She was terribly upset but I just couldn't walk away from it, so I agreed to do it for $100, as a favor to Cathy, and be done with it.

2 days later, after 2 full all-nighters, I gave her a nice 20-minute piece that had a wonderful ebb and flow through this dear lady's life with meaningful music. As I showed it to the family, they were all in tears by the video's end. I received a $50 "tip", for my effort. So she ended up paying $300 after all, but I, the "artist", who gave up 2 nights of sleep, had less time to work my magic, while the web-guy spent about an hour for his $150. (BTW: Cathy tells me this woman is very well-off, pays her well, and showed up at our meeting dripping in diamonds.)

What price for Charity?

[image:blog_post:13915] A few months ago, a similar thing happened, when a local charity group wanted to make a promotional video for a fund-raising event they had coming up and called on me to help them. I quoted them $500 minimum, or $50 an hour to shoot and edit it. They said they'd get back to me.

I got a call from them two days ago. They decided to do it themselves, I was told, so they bought a small HD camera, a cheap mic, and an expensive pro-level editing software program. One of their members was trying to learn how to edit but couldn't get past how to capture the footage correctly. I made a courtesy visit and looked over their footage which was poorly shot and had unusable sound.

Now they were desperate, their program deadline is looming and could I please, out of the goodness of my heart, edit it and "fix" it.

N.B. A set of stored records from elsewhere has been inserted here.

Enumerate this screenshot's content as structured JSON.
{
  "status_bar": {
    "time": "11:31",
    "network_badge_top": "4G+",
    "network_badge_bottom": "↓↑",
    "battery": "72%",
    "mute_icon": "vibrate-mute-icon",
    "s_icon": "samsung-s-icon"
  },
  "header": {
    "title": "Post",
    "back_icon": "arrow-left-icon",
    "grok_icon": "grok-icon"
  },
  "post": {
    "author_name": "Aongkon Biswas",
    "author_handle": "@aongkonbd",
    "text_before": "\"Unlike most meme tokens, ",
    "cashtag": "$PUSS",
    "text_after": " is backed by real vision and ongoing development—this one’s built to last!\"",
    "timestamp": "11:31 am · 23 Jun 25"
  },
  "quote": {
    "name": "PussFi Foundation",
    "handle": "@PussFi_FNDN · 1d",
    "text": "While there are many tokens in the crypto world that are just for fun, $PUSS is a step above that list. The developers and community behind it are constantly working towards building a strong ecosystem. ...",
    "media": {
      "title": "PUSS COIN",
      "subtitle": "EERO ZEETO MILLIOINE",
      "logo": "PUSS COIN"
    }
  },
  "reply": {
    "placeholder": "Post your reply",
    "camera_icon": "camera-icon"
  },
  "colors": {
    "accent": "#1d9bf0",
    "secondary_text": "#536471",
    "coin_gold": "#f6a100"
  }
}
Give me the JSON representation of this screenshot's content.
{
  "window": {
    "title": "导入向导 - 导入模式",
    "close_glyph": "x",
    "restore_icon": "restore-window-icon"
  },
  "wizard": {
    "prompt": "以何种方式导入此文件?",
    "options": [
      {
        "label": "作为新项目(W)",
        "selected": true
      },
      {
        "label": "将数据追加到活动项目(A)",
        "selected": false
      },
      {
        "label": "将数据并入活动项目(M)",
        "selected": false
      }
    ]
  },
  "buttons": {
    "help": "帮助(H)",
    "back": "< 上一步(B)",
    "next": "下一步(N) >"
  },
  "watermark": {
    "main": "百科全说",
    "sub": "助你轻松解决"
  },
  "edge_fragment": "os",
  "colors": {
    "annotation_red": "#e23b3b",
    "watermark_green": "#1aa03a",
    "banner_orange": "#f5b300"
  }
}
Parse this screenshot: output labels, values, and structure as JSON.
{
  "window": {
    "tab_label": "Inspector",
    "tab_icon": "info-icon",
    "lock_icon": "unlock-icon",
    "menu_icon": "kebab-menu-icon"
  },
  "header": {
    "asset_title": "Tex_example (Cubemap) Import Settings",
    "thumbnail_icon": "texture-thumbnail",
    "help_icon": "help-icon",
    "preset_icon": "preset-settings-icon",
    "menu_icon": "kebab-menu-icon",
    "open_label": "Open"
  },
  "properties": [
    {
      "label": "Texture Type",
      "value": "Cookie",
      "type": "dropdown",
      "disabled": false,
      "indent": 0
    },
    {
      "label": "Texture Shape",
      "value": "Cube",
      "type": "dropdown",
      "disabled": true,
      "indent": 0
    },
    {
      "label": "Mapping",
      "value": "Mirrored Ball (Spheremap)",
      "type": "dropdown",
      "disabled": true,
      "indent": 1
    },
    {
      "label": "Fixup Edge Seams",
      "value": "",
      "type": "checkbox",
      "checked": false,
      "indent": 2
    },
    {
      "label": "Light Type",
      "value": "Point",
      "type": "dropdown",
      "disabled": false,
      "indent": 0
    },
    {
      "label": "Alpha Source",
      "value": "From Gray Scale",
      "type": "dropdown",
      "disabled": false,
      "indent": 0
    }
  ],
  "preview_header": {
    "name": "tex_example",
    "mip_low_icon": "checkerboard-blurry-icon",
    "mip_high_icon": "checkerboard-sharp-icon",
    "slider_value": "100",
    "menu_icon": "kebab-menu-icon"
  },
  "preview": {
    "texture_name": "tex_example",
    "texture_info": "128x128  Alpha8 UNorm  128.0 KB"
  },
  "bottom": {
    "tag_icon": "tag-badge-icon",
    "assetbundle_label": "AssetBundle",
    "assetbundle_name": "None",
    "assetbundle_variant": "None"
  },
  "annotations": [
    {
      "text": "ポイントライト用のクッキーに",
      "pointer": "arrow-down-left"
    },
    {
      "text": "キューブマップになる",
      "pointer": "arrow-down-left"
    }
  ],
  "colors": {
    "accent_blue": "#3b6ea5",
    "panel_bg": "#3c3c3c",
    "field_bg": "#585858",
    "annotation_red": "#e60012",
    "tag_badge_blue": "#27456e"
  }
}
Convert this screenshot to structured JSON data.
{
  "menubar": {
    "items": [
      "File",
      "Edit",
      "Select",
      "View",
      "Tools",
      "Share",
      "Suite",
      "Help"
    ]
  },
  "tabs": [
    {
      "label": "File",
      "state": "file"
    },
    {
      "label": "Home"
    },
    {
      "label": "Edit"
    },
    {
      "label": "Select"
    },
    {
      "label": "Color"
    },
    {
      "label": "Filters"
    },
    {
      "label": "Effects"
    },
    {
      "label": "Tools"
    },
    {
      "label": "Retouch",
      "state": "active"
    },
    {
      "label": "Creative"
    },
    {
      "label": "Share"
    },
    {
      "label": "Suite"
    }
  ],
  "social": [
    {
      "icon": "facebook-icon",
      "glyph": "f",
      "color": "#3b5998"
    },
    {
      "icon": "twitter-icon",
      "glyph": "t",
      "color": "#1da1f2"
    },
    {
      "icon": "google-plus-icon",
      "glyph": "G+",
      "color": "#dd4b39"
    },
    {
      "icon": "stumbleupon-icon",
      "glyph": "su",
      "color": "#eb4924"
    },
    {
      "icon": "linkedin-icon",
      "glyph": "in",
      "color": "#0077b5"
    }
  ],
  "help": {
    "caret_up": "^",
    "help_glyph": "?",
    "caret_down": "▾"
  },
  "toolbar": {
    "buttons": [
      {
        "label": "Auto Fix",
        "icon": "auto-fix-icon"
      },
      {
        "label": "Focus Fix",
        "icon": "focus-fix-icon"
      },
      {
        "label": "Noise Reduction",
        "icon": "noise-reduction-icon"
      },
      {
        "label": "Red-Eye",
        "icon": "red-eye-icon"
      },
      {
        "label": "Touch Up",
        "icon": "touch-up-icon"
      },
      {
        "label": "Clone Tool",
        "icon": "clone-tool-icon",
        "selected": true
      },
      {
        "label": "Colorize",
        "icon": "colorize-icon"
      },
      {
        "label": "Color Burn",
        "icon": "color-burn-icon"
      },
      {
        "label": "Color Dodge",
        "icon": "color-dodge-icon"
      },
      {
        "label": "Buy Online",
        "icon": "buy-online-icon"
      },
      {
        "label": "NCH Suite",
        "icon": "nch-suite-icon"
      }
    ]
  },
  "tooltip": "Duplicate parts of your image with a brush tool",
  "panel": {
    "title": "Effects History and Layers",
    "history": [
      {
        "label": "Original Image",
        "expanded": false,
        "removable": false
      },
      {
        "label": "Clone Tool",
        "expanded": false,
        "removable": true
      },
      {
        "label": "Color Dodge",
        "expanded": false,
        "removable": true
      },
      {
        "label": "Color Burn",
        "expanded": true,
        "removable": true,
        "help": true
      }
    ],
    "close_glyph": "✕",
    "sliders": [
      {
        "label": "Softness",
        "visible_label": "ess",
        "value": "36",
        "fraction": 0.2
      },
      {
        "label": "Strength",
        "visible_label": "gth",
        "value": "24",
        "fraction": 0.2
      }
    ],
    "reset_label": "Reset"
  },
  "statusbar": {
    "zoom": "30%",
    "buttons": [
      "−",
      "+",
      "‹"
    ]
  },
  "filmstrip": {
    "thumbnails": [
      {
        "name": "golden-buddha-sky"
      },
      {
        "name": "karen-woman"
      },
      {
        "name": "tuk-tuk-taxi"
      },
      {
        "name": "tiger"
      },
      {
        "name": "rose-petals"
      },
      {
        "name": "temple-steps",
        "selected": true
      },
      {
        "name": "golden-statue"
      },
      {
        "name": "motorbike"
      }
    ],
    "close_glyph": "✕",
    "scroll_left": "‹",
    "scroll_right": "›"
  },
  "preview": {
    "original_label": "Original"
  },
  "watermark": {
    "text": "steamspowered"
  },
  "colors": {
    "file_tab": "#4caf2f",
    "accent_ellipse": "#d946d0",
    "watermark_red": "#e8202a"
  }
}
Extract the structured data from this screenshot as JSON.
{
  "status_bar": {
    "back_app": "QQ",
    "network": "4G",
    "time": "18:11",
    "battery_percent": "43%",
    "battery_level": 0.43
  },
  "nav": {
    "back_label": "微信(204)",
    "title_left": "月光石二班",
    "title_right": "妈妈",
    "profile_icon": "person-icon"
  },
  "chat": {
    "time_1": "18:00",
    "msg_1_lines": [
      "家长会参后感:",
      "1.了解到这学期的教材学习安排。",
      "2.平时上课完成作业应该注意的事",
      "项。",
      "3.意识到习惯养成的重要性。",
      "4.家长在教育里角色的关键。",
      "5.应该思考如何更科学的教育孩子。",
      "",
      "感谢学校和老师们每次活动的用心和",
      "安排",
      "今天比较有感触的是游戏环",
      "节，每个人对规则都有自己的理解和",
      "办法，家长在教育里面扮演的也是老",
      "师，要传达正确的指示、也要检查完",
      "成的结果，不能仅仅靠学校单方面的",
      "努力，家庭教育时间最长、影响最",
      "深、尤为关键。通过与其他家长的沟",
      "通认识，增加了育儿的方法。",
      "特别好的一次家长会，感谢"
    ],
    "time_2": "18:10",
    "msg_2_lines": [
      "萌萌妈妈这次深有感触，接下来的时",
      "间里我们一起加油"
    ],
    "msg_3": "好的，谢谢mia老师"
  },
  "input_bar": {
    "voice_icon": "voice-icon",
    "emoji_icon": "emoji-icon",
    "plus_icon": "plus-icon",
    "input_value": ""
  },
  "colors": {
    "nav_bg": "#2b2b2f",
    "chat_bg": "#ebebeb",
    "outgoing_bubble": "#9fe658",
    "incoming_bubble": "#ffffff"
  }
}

For what they paid for that camera, mic and software, they could have hired a pro in the first place. I declined.

I wonder sometimes, why people are so willing to pay an attorney $200 an hour, or and accountant $100 an hour, without really knowing the amount of time these skilled professionals really put into their cases, but the clients will swallow and pay anyway. However, these same people seem to think that anyone can buy an affordable camera nowadays, and shoot a quality piece themselves with no training, skills, vision or ideas. Amazing.

I wonder how other video producers would have handled these situations?

Jennifer O’Rourke is an Emmy award-winning videographer & editor.